_Task objective_.
Scan the records for the string "procent" and state how many lines contain it, using the number alone.

◆ ◆ ◆

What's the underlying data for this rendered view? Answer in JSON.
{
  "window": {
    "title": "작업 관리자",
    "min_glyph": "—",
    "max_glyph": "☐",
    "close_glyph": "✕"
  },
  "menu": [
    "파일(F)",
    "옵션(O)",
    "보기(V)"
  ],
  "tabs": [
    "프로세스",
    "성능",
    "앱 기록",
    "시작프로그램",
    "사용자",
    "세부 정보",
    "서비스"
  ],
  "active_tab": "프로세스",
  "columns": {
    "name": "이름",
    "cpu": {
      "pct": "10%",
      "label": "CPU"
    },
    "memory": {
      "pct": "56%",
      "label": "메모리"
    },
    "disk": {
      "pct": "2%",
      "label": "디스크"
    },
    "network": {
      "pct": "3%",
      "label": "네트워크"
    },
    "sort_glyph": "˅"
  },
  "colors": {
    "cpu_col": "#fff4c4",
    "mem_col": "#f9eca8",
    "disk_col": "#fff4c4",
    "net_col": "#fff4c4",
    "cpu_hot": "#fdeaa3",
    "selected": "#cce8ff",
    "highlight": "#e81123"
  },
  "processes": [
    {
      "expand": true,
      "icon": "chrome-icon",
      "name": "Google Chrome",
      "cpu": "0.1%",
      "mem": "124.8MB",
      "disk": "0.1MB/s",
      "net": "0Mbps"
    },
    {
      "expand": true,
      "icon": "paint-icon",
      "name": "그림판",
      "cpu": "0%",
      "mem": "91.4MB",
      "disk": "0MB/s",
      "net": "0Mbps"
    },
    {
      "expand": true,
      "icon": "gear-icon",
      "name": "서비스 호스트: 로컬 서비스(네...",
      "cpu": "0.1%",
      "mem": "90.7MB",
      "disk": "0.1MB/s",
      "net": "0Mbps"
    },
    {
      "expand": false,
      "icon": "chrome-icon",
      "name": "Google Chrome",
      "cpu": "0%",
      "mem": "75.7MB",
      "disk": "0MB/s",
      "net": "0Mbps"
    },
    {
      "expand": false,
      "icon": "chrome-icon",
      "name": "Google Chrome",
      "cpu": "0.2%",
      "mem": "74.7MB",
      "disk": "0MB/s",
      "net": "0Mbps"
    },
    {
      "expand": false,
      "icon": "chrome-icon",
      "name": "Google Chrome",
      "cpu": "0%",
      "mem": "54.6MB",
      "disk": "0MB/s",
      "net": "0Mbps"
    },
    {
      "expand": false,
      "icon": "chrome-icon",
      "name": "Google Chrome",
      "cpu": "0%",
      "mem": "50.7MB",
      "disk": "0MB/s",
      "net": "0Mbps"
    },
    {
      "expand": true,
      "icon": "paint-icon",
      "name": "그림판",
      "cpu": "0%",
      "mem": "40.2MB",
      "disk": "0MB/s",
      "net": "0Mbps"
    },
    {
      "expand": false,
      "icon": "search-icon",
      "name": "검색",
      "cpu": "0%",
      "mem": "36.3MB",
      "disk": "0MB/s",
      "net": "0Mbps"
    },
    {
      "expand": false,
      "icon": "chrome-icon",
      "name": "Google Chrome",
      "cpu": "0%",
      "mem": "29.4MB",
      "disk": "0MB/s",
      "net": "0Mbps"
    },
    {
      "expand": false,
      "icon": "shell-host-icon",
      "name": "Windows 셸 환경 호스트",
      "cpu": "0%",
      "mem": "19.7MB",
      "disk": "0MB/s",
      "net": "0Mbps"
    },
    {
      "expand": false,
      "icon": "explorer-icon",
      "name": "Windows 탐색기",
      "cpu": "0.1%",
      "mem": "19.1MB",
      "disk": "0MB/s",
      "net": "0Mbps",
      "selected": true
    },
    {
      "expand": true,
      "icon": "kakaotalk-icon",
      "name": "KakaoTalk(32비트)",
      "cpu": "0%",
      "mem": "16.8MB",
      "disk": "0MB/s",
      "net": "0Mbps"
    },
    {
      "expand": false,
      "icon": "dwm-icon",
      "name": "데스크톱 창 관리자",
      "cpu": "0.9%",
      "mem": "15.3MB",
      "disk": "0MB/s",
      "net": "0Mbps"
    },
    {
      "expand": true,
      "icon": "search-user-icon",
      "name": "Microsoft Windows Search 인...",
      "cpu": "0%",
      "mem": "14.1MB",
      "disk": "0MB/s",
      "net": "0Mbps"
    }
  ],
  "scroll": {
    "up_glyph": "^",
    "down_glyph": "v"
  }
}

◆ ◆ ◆

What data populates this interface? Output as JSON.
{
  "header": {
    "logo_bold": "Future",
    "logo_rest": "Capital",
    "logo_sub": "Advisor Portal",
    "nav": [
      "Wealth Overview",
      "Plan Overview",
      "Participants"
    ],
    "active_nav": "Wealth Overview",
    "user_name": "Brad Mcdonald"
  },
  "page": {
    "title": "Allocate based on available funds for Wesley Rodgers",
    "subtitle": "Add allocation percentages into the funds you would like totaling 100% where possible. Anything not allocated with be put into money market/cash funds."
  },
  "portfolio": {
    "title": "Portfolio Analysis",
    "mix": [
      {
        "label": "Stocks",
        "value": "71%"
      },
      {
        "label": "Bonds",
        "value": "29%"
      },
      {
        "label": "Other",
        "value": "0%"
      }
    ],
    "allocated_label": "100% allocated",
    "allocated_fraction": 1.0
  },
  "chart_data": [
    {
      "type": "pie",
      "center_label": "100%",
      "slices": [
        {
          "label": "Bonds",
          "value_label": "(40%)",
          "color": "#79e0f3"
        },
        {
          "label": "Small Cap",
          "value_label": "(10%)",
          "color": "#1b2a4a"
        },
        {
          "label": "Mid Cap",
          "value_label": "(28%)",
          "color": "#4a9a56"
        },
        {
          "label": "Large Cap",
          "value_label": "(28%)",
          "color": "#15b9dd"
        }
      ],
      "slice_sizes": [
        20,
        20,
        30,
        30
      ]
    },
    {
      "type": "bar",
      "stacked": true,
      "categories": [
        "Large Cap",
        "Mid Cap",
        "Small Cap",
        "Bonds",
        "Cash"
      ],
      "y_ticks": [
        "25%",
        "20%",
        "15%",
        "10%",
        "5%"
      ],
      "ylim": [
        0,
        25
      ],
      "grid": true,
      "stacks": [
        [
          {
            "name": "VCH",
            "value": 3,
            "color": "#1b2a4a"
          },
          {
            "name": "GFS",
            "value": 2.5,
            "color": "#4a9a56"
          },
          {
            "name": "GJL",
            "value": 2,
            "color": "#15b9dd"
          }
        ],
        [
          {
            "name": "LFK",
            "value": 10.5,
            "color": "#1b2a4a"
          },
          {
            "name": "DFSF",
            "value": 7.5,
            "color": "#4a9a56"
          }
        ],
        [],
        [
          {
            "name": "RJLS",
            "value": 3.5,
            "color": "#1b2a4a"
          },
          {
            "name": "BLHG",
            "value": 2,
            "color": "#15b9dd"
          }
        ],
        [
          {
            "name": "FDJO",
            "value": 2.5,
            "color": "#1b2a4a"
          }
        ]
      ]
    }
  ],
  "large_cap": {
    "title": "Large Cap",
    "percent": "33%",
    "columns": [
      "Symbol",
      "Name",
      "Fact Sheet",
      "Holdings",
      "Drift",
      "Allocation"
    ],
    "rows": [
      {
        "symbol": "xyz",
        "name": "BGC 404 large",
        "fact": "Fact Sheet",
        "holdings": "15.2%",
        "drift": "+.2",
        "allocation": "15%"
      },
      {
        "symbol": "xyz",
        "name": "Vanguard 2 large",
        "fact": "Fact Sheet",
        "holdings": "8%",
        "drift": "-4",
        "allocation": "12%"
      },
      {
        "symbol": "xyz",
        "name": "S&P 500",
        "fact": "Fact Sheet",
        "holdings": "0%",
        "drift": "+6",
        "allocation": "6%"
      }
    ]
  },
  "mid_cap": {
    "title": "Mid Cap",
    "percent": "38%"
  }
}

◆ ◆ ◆

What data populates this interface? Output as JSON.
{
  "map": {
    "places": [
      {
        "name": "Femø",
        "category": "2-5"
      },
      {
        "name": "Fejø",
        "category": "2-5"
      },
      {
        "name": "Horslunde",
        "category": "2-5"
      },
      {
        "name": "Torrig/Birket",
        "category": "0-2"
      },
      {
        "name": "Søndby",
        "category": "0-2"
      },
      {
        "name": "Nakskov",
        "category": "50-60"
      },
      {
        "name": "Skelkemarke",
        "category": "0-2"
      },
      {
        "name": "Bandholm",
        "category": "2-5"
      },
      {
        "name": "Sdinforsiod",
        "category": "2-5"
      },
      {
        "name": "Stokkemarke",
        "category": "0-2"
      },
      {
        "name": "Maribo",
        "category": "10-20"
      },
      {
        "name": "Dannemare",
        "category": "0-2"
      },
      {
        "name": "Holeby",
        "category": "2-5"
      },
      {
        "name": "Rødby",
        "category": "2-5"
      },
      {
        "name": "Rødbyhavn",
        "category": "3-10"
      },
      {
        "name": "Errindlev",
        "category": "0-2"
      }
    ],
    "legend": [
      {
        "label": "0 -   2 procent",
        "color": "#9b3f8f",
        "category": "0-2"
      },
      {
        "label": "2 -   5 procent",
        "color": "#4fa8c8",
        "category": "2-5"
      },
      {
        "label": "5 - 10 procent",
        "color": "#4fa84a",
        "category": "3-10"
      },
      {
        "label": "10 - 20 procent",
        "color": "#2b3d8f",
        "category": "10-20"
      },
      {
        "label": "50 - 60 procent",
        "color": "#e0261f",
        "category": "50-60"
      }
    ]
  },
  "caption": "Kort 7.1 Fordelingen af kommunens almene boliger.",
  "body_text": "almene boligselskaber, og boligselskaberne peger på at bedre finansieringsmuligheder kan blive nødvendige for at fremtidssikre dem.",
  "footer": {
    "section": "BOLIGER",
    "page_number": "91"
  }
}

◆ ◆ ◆

_Solution_.
5